But there are so many people on this record I totally revere, not least Hancock himself and Mitchell, of course, who sings on Tea Leaf Prophecy, I just had to take a listen. Unfortunately, somehow, the chemistry isn't right.
Norah Jones does her regular Norah Jones impersonation on Court and Spark, the opening song. I'm going to declare right here and now that I generally quite like the impersonation, even though I think she needs to find a new one, but here it doesn't work. It's just the wrong voice.
I first heard the original of the next song, Edith And The Kingpin, on a radio programme hosted by Joe Jackson. It was the first time I ever woke up to Mitchell as someone of lasting significance. But Tina Turner's interpretation is by contrast quite ephemeral. In one ear, out the other. Again, I have a ton of respect for Turner herself. But here she's working by rote, and some of the words just don't sound natural - "Sophomore jive" is sung as if they're words in a foreign language she has absolutely no understanding of.

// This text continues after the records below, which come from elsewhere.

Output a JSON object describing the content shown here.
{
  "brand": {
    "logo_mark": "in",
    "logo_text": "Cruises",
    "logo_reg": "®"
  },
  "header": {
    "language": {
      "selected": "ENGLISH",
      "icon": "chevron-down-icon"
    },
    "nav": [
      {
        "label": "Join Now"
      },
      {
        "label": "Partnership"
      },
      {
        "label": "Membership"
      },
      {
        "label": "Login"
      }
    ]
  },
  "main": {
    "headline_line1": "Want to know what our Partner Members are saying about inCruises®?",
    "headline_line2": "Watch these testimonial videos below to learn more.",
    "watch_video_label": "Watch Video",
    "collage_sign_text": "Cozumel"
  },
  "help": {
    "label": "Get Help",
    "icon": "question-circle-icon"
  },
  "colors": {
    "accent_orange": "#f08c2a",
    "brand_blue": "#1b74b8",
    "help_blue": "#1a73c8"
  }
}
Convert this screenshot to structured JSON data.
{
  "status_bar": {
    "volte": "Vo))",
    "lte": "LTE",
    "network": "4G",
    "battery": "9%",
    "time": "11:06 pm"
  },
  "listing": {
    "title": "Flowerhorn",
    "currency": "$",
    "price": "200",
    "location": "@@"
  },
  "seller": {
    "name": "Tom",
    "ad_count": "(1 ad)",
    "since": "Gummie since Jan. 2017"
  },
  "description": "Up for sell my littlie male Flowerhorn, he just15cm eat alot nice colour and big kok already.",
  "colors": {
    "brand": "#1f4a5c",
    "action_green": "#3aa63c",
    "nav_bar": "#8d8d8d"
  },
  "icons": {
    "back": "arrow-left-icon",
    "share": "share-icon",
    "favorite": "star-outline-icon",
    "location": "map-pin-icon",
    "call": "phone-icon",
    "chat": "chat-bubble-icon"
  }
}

Corinne Bailey Rae, track four, then manages to make River sound like a Christmas song, as if it's the new Jingle Bells. Lovely voice, but again totally wrong. Like most of the songs on Blue, Mitchell dug deep into her soul when she wrote River, and it rarely fails to leave me unaffected. This version is water off a duck's back.
It hurts me to say all this, of course, because these songs and most of the artists participating on the project inhabit the highest levels of my musical pantheon, but not even some capable tinkling on Hancock's keyboard, a fair degree of saxophone virtuosity from Wayne Shorter, and the appearance by the lady herself, can drag this collection anywhere near the Essential Listening zone.